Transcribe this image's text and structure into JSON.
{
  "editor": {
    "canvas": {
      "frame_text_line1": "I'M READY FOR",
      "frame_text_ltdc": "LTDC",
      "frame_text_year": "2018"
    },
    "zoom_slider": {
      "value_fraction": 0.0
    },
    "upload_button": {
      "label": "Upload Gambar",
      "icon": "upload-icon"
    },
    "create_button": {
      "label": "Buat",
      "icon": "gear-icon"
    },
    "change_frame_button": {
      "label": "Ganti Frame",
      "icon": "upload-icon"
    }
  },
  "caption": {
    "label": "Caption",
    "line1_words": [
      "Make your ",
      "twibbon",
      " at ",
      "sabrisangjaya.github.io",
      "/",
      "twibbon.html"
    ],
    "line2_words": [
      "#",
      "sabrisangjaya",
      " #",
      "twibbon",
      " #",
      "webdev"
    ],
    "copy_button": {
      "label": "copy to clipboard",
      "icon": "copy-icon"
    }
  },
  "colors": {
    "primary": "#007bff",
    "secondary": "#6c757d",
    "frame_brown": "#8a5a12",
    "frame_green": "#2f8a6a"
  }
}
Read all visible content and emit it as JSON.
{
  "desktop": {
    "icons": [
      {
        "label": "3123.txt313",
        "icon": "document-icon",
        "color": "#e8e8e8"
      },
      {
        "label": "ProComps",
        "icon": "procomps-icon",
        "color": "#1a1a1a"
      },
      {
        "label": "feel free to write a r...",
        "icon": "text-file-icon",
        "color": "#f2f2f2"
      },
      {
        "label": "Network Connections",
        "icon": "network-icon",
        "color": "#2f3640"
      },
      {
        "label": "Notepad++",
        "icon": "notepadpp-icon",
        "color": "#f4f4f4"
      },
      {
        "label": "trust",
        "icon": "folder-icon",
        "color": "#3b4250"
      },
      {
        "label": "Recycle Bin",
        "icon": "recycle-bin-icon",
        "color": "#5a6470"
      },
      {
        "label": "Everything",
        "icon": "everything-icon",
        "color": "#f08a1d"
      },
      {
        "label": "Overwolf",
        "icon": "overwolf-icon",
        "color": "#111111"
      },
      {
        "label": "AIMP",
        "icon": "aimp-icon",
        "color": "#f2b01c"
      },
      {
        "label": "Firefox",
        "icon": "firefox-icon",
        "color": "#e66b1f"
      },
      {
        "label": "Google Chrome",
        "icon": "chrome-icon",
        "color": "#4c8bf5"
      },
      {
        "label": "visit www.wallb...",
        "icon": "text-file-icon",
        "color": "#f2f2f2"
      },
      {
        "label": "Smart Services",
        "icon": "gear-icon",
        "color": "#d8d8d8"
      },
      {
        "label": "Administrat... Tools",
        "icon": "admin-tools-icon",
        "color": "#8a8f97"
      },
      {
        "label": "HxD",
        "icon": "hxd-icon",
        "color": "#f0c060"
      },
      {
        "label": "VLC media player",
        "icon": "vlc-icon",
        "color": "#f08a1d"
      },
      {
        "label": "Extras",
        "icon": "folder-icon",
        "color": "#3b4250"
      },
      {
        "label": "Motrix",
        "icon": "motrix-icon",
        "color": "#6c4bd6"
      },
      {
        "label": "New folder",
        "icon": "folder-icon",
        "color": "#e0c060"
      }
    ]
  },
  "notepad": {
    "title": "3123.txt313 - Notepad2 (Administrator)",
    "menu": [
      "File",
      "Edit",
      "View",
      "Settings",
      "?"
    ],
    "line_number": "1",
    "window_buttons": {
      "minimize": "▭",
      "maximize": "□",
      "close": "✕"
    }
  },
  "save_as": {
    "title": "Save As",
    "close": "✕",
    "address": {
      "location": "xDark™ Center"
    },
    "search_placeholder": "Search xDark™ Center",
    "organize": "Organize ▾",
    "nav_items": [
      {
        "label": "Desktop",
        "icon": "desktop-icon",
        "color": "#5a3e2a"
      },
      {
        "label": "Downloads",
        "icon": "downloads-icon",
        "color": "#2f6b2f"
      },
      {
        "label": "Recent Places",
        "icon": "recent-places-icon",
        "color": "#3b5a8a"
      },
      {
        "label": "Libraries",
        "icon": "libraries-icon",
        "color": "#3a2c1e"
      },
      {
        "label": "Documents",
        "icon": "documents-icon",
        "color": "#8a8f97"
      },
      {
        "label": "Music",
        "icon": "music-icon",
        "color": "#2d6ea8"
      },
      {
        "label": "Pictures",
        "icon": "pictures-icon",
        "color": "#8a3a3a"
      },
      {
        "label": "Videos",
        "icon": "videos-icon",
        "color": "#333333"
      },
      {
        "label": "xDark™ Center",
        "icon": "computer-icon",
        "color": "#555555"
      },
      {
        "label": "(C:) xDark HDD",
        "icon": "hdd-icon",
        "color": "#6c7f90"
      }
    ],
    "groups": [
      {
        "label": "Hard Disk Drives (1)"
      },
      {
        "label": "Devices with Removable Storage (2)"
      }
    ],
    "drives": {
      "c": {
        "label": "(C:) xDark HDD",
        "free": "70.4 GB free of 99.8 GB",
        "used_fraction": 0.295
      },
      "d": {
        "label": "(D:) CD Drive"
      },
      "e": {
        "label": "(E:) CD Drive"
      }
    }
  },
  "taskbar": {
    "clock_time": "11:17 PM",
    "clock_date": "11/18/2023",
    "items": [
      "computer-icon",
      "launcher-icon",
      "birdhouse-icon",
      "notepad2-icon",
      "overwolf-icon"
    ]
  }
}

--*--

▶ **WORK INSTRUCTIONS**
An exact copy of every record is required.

▶ **EXPECTED ANSWER**
Transcribe this image's text and structure into JSON.
{
  "editor": {
    "canvas": {
      "frame_text_line1": "I'M READY FOR",
      "frame_text_ltdc": "LTDC",
      "frame_text_year": "2018"
    },
    "zoom_slider": {
      "value_fraction": 0.0
    },
    "upload_button": {
      "label": "Upload Gambar",
      "icon": "upload-icon"
    },
    "create_button": {
      "label": "Buat",
      "icon": "gear-icon"
    },
    "change_frame_button": {
      "label": "Ganti Frame",
      "icon": "upload-icon"
    }
  },
  "caption": {
    "label": "Caption",
    "line1_words": [
      "Make your ",
      "twibbon",
      " at ",
      "sabrisangjaya.github.io",
      "/",
      "twibbon.html"
    ],
    "line2_words": [
      "#",
      "sabrisangjaya",
      " #",
      "twibbon",
      " #",
      "webdev"
    ],
    "copy_button": {
      "label": "copy to clipboard",
      "icon": "copy-icon"
    }
  },
  "colors": {
    "primary": "#007bff",
    "secondary": "#6c757d",
    "frame_brown": "#8a5a12",
    "frame_green": "#2f8a6a"
  }
}
Read all visible content and emit it as JSON.
{
  "desktop": {
    "icons": [
      {
        "label": "3123.txt313",
        "icon": "document-icon",
        "color": "#e8e8e8"
      },
      {
        "label": "ProComps",
        "icon": "procomps-icon",
        "color": "#1a1a1a"
      },
      {
        "label": "feel free to write a r...",
        "icon": "text-file-icon",
        "color": "#f2f2f2"
      },
      {
        "label": "Network Connections",
        "icon": "network-icon",
        "color": "#2f3640"
      },
      {
        "label": "Notepad++",
        "icon": "notepadpp-icon",
        "color": "#f4f4f4"
      },
      {
        "label": "trust",
        "icon": "folder-icon",
        "color": "#3b4250"
      },
      {
        "label": "Recycle Bin",
        "icon": "recycle-bin-icon",
        "color": "#5a6470"
      },
      {
        "label": "Everything",
        "icon": "everything-icon",
        "color": "#f08a1d"
      },
      {
        "label": "Overwolf",
        "icon": "overwolf-icon",
        "color": "#111111"
      },
      {
        "label": "AIMP",
        "icon": "aimp-icon",
        "color": "#f2b01c"
      },
      {
        "label": "Firefox",
        "icon": "firefox-icon",
        "color": "#e66b1f"
      },
      {
        "label": "Google Chrome",
        "icon": "chrome-icon",
        "color": "#4c8bf5"
      },
      {
        "label": "visit www.wallb...",
        "icon": "text-file-icon",
        "color": "#f2f2f2"
      },
      {
        "label": "Smart Services",
        "icon": "gear-icon",
        "color": "#d8d8d8"
      },
      {
        "label": "Administrat... Tools",
        "icon": "admin-tools-icon",
        "color": "#8a8f97"
      },
      {
        "label": "HxD",
        "icon": "hxd-icon",
        "color": "#f0c060"
      },
      {
        "label": "VLC media player",
        "icon": "vlc-icon",
        "color": "#f08a1d"
      },
      {
        "label": "Extras",
        "icon": "folder-icon",
        "color": "#3b4250"
      },
      {
        "label": "Motrix",
        "icon": "motrix-icon",
        "color": "#6c4bd6"
      },
      {
        "label": "New folder",
        "icon": "folder-icon",
        "color": "#e0c060"
      }
    ]
  },
  "notepad": {
    "title": "3123.txt313 - Notepad2 (Administrator)",
    "menu": [
      "File",
      "Edit",
      "View",
      "Settings",
      "?"
    ],
    "line_number": "1",
    "window_buttons": {
      "minimize": "▭",
      "maximize": "□",
      "close": "✕"
    }
  },
  "save_as": {
    "title": "Save As",
    "close": "✕",
    "address": {
      "location": "xDark™ Center"
    },
    "search_placeholder": "Search xDark™ Center",
    "organize": "Organize ▾",
    "nav_items": [
      {
        "label": "Desktop",
        "icon": "desktop-icon",
        "color": "#5a3e2a"
      },
      {
        "label": "Downloads",
        "icon": "downloads-icon",
        "color": "#2f6b2f"
      },
      {
        "label": "Recent Places",
        "icon": "recent-places-icon",
        "color": "#3b5a8a"
      },
      {
        "label": "Libraries",
        "icon": "libraries-icon",
        "color": "#3a2c1e"
      },
      {
        "label": "Documents",
        "icon": "documents-icon",
        "color": "#8a8f97"
      },
      {
        "label": "Music",
        "icon": "music-icon",
        "color": "#2d6ea8"
      },
      {
        "label": "Pictures",
        "icon": "pictures-icon",
        "color": "#8a3a3a"
      },
      {
        "label": "Videos",
        "icon": "videos-icon",
        "color": "#333333"
      },
      {
        "label": "xDark™ Center",
        "icon": "computer-icon",
        "color": "#555555"
      },
      {
        "label": "(C:) xDark HDD",
        "icon": "hdd-icon",
        "color": "#6c7f90"
      }
    ],
    "groups": [
      {
        "label": "Hard Disk Drives (1)"
      },
      {
        "label": "Devices with Removable Storage (2)"
      }
    ],
    "drives": {
      "c": {
        "label": "(C:) xDark HDD",
        "free": "70.4 GB free of 99.8 GB",
        "used_fraction": 0.295
      },
      "d": {
        "label": "(D:) CD Drive"
      },
      "e": {
        "label": "(E:) CD Drive"
      }
    }
  },
  "taskbar": {
    "clock_time": "11:17 PM",
    "clock_date": "11/18/2023",
    "items": [
      "computer-icon",
      "launcher-icon",
      "birdhouse-icon",
      "notepad2-icon",
      "overwolf-icon"
    ]
  }
}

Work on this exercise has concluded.